Getting in front of the customer is one of the best ways to learn about a business.

Andy also explained that businesses are built on rhythms. Therefore, it’s crucial that a company reevaluate the rhythms that are in place to be more effective on a day-to-day basis. To do this, Andy has implemented a number of rhythm-boosting practices. For example, every Monday morning he sends out an email to the entire team with BuddyTV’s latest happenings, team recognition, and any other relevant information for the upcoming week. Another tool he uses is a refined system of key performance indicators.

“It’s not 30 numbers that you need to track, it’s one or two.”

Andy wrapped up by highlighting the importance of celebrating.

“Even in the darkest days, there’s always something to celebrate…There’s always some reason to ring the bell.”

Andy follows his own advice quite literally.

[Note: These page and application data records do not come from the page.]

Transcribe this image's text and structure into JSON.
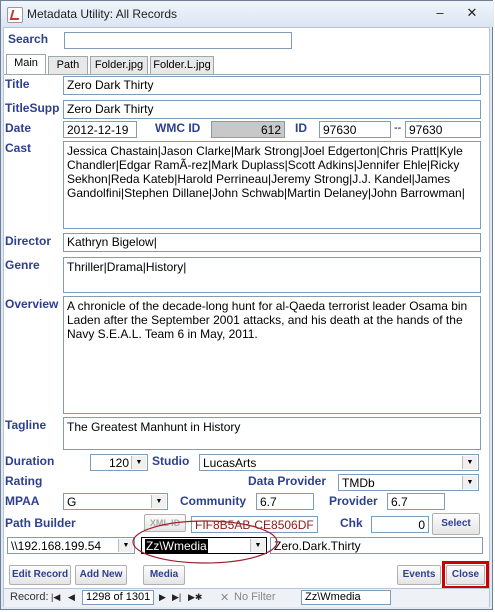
{
  "window": {
    "title": "Metadata Utility: All Records",
    "minimize_glyph": "–",
    "close_glyph": "✕"
  },
  "search": {
    "label": "Search",
    "value": ""
  },
  "tabs": [
    {
      "label": "Main"
    },
    {
      "label": "Path"
    },
    {
      "label": "Folder.jpg"
    },
    {
      "label": "Folder.L.jpg"
    }
  ],
  "fields": {
    "title": {
      "label": "Title",
      "value": "Zero Dark Thirty"
    },
    "title_supp": {
      "label": "TitleSupp",
      "value": "Zero Dark Thirty"
    },
    "date": {
      "label": "Date",
      "value": "2012-12-19"
    },
    "wmc_id": {
      "label": "WMC ID",
      "value": "612"
    },
    "id": {
      "label": "ID",
      "value": "97630",
      "range_sep": "--",
      "value2": "97630"
    },
    "cast": {
      "label": "Cast",
      "value": "Jessica Chastain|Jason Clarke|Mark Strong|Joel Edgerton|Chris Pratt|Kyle Chandler|Edgar RamÃ-rez|Mark Duplass|Scott Adkins|Jennifer Ehle|Ricky Sekhon|Reda Kateb|Harold Perrineau|Jeremy Strong|J.J. Kandel|James Gandolfini|Stephen Dillane|John Schwab|Martin Delaney|John Barrowman|"
    },
    "director": {
      "label": "Director",
      "value": "Kathryn Bigelow|"
    },
    "genre": {
      "label": "Genre",
      "value": "Thriller|Drama|History|"
    },
    "overview": {
      "label": "Overview",
      "value": "A chronicle of the decade-long hunt for al-Qaeda terrorist leader Osama bin Laden after the September 2001 attacks, and his death at the hands of the Navy S.E.A.L. Team 6 in May, 2011."
    },
    "tagline": {
      "label": "Tagline",
      "value": "The Greatest Manhunt in History"
    },
    "duration": {
      "label": "Duration",
      "value": "120"
    },
    "studio": {
      "label": "Studio",
      "value": "LucasArts"
    },
    "rating": {
      "label": "Rating"
    },
    "data_provider": {
      "label": "Data Provider",
      "value": "TMDb"
    },
    "mpaa": {
      "label": "MPAA",
      "value": "G"
    },
    "community": {
      "label": "Community",
      "value": "6.7"
    },
    "provider": {
      "label": "Provider",
      "value": "6.7"
    },
    "path_builder": {
      "label": "Path Builder"
    },
    "xml_id": {
      "label": "XML ID"
    },
    "hash": {
      "value": "FIF8B5AB-CE8506DF"
    },
    "chk": {
      "label": "Chk",
      "value": "0"
    },
    "server": {
      "value": "\\\\192.168.199.54"
    },
    "share": {
      "value": "Zz\\Wmedia"
    },
    "folder": {
      "value": "Zero.Dark.Thirty"
    }
  },
  "buttons": {
    "select": "Select",
    "edit_record": "Edit Record",
    "add_new": "Add New",
    "media": "Media",
    "events": "Events",
    "close": "Close"
  },
  "status": {
    "record_label": "Record:",
    "record_value": "1298 of 1301",
    "filter": "No Filter",
    "search_value": "Zz\\Wmedia"
  },
  "colors": {
    "label": "#2d3f8f",
    "highlight": "#cc0000",
    "annotation": "#a02030"
  }
}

In BuddyTV’s office, one of the developers has a cash register linked up his computer speakers. Each time a sale comes in, the cash register dings.

What does your startup do to celebrate?

You can hear more about Andy’s rythmatic practices here:

Check out Andy’s SlideShare deck from his Seattle Startup Week presentation:

Or see the entirety of Andy’s talk here:

Check out our recaps of our other Startup Week events:

Kicking off with Aviel Ginzburg of Simply Measured
Matt Heinz explains why you have to fail in order to succeed
Russell Benaroya talks night runs and how to ease the loneliness of entrepreneurship

audience

andy-peter-russell